Bernoulli Distribution
Bernoulli distribution is a particular case of the binomial distribution. It is a binomial distribution with only one trial.
3. Uniform Distribution
A uniform distribution, also called a rectangular distribution, is a probability distribution that has a constant probability, such as flipping a coin or rolling dice. This distribution has two types. The most common type in elementary statistics is the continuous uniform distribution (which forms the shape of a rectangle). The second type is the discrete uniform distribution. Here’s how to generate a uniform distribution in Python.
#Import Essential Libraries
import numpy as np
import matplotlib.pyplot as plt
#Generating Uniform Distribution for a Dice Roll
probs = np.full(6, 1/6)
faces = [1,2,3,4,5,6]
plt.bar(faces, probs, color="#8d0801")
plt.ylabel('Probability', fontsize=15 ,color="#001427")
plt.xlabel('Possible Outcomes', fontsize=15 ,color="#001427")
axes = plt.gca()
axes.set_ylim([0,1])
4. Poisson Distribution
The Poisson random variable satisfies the following conditions:

The number of successes in two disjointed time intervals is independent, and the average of successes is μ.

The probability of success during a small time interval is proportional to the entire length of the time interval.
Poisson distribution can be found in many phenomena, such as congenital disabilities and genetic mutations, car accidents, meteor showers, traffic flow and the number of typing errors on a page. Also, business professionals employ Poisson distributions to create forecasts about the number of shoppers or sales on certain days or seasons of the year. In business, overstocking will sometimes mean losses if the products aren’t sold. Similarly, understocking causes the loss of business opportunities because you are not able to maximize your sales. By using this distribution, business owners can predict when the demand is high so they can buy more stock. Here’s the code to generate a poisson distribution in Python.
#Importing Essential Libraries
import numpy as np
import matplotlib.pyplot as plt
import scipy.stats as stat
#Genrating the Poisson Distribution
n = np.arange(0, 10)
mu = 2 #average number of events
poisson = stat.poisson.pmf(n, lamda)
plt.plot(n, poisson, 's', label="Mu = {:f}".format(mu), color="#8d0801")
plt.xlabel('# of Events', fontsize=15)
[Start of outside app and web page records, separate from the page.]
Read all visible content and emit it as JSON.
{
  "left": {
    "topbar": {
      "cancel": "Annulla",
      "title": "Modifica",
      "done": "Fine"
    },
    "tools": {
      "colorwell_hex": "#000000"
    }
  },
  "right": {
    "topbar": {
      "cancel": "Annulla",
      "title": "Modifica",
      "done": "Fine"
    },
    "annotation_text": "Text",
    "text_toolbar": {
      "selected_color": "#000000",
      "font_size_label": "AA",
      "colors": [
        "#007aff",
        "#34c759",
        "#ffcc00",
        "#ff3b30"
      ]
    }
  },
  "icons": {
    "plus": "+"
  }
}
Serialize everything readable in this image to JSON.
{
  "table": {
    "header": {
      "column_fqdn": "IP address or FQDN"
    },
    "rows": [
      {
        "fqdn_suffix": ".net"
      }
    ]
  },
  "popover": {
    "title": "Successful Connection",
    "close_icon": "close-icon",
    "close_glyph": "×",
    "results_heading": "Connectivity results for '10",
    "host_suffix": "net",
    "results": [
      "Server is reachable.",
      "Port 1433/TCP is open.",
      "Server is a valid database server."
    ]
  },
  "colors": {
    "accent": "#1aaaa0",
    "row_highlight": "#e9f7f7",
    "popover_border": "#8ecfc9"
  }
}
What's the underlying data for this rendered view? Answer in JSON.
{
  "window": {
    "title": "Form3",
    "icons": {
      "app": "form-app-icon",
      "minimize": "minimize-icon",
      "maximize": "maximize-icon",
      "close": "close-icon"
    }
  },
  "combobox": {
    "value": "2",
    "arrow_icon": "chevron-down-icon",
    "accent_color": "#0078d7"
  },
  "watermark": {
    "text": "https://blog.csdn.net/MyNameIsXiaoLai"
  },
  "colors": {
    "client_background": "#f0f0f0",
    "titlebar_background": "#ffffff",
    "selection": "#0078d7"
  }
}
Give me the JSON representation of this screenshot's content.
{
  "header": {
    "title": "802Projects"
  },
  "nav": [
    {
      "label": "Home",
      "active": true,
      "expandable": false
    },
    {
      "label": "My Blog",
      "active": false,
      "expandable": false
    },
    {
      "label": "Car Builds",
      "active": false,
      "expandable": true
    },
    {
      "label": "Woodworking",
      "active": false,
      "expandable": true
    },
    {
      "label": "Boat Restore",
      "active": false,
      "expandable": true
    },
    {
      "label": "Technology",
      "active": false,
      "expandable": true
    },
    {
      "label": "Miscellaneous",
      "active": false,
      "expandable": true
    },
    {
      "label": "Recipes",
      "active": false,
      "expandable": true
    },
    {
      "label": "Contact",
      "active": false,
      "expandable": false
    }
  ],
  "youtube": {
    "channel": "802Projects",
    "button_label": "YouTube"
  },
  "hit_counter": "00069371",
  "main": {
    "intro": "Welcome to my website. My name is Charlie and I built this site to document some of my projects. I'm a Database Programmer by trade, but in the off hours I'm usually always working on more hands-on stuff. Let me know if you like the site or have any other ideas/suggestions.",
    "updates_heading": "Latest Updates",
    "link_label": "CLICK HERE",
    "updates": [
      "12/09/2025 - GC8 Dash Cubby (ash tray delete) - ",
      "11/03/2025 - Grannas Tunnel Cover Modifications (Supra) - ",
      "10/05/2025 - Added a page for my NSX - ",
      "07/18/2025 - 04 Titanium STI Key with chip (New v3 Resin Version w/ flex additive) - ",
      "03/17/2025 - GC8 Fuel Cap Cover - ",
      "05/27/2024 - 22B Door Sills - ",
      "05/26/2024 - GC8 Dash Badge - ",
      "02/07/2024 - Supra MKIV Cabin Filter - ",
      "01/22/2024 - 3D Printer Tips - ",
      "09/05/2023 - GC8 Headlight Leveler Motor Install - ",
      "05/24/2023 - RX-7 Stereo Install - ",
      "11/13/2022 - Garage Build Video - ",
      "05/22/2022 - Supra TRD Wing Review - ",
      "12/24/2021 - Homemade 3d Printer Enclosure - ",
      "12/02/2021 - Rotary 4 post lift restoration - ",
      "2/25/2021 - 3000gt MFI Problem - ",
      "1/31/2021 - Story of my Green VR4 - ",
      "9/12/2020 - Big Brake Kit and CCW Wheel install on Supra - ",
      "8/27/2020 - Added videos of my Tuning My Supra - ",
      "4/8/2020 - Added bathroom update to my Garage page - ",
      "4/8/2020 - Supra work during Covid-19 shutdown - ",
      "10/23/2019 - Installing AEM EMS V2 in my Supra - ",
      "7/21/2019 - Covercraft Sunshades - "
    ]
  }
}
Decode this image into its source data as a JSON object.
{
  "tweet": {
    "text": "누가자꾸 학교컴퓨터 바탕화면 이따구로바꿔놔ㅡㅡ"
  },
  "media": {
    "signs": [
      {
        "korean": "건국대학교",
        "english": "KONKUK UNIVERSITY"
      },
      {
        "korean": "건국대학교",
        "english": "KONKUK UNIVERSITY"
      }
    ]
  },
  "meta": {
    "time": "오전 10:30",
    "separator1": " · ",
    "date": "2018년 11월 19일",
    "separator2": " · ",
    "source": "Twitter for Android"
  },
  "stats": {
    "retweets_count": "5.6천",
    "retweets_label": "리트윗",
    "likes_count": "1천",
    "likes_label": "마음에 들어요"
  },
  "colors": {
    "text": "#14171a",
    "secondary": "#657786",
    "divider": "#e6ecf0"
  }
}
plt.ylabel('Probability', fontsize=15)
There are many more distributions out there to learn. However, knowing these four will get you started as you launch your data science career.